▸ PROBLEM REQUIREMENTS
Return every entry below word for word and leave out any picture.

▸ DATA TO PROCESS
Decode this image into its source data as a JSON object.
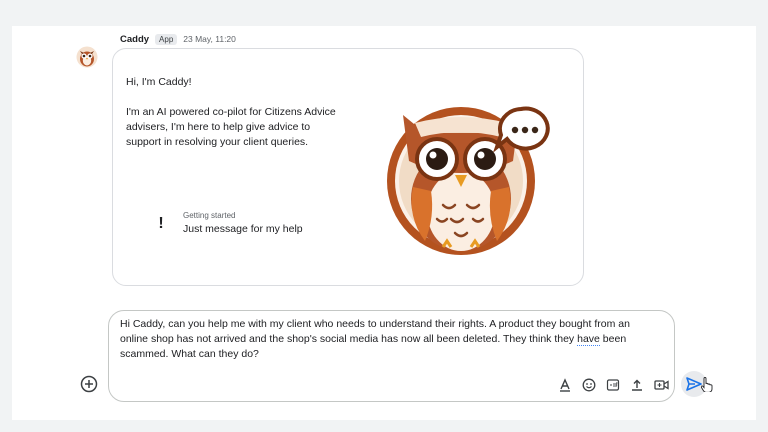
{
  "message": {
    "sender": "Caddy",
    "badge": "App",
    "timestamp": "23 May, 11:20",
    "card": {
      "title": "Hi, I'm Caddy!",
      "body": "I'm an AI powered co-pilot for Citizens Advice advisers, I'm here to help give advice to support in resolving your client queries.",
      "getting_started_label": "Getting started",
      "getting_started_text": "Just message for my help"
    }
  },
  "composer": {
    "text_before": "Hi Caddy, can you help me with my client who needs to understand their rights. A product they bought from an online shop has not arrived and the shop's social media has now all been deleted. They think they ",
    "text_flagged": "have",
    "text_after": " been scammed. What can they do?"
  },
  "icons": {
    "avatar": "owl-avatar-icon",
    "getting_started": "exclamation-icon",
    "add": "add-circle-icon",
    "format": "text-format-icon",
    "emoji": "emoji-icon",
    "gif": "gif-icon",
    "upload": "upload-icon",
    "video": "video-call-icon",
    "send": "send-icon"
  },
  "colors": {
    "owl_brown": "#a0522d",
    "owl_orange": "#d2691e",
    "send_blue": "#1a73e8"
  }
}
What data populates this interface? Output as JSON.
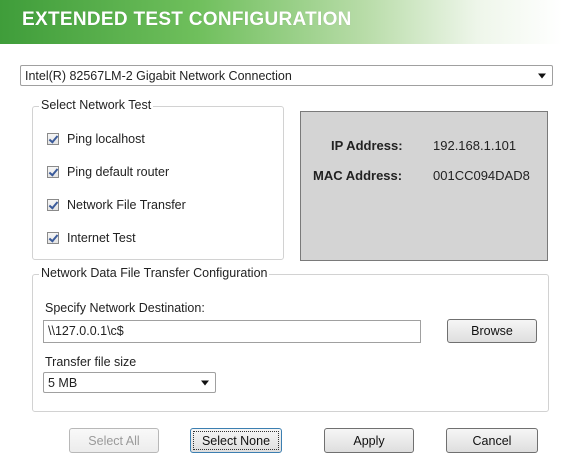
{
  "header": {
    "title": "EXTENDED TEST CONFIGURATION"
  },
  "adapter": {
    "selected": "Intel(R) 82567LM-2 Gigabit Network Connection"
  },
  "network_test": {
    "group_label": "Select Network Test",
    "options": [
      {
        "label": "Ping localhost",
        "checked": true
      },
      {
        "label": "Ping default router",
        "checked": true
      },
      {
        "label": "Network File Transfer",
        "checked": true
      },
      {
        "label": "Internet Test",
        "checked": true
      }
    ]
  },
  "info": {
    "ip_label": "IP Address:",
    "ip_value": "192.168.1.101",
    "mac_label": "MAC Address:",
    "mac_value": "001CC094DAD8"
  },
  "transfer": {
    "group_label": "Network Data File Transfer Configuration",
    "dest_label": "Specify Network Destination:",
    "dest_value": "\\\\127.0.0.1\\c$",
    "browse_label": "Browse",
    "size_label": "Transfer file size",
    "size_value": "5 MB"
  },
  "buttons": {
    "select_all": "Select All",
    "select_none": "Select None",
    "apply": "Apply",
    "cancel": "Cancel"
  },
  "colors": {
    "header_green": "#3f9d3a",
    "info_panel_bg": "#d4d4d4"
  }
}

▸ OUTPUT BELOW
Decode this image into its source data as a JSON object.
{
  "message": {
    "sender": "Caddy",
    "badge": "App",
    "timestamp": "23 May, 11:20",
    "card": {
      "title": "Hi, I'm Caddy!",
      "body": "I'm an AI powered co-pilot for Citizens Advice advisers, I'm here to help give advice to support in resolving your client queries.",
      "getting_started_label": "Getting started",
      "getting_started_text": "Just message for my help"
    }
  },
  "composer": {
    "text_before": "Hi Caddy, can you help me with my client who needs to understand their rights. A product they bought from an online shop has not arrived and the shop's social media has now all been deleted. They think they ",
    "text_flagged": "have",
    "text_after": " been scammed. What can they do?"
  },
  "icons": {
    "avatar": "owl-avatar-icon",
    "getting_started": "exclamation-icon",
    "add": "add-circle-icon",
    "format": "text-format-icon",
    "emoji": "emoji-icon",
    "gif": "gif-icon",
    "upload": "upload-icon",
    "video": "video-call-icon",
    "send": "send-icon"
  },
  "colors": {
    "owl_brown": "#a0522d",
    "owl_orange": "#d2691e",
    "send_blue": "#1a73e8"
  }
}
What data populates this interface? Output as JSON.
{
  "header": {
    "title": "EXTENDED TEST CONFIGURATION"
  },
  "adapter": {
    "selected": "Intel(R) 82567LM-2 Gigabit Network Connection"
  },
  "network_test": {
    "group_label": "Select Network Test",
    "options": [
      {
        "label": "Ping localhost",
        "checked": true
      },
      {
        "label": "Ping default router",
        "checked": true
      },
      {
        "label": "Network File Transfer",
        "checked": true
      },
      {
        "label": "Internet Test",
        "checked": true
      }
    ]
  },
  "info": {
    "ip_label": "IP Address:",
    "ip_value": "192.168.1.101",
    "mac_label": "MAC Address:",
    "mac_value": "001CC094DAD8"
  },
  "transfer": {
    "group_label": "Network Data File Transfer Configuration",
    "dest_label": "Specify Network Destination:",
    "dest_value": "\\\\127.0.0.1\\c$",
    "browse_label": "Browse",
    "size_label": "Transfer file size",
    "size_value": "5 MB"
  },
  "buttons": {
    "select_all": "Select All",
    "select_none": "Select None",
    "apply": "Apply",
    "cancel": "Cancel"
  },
  "colors": {
    "header_green": "#3f9d3a",
    "info_panel_bg": "#d4d4d4"
  }
}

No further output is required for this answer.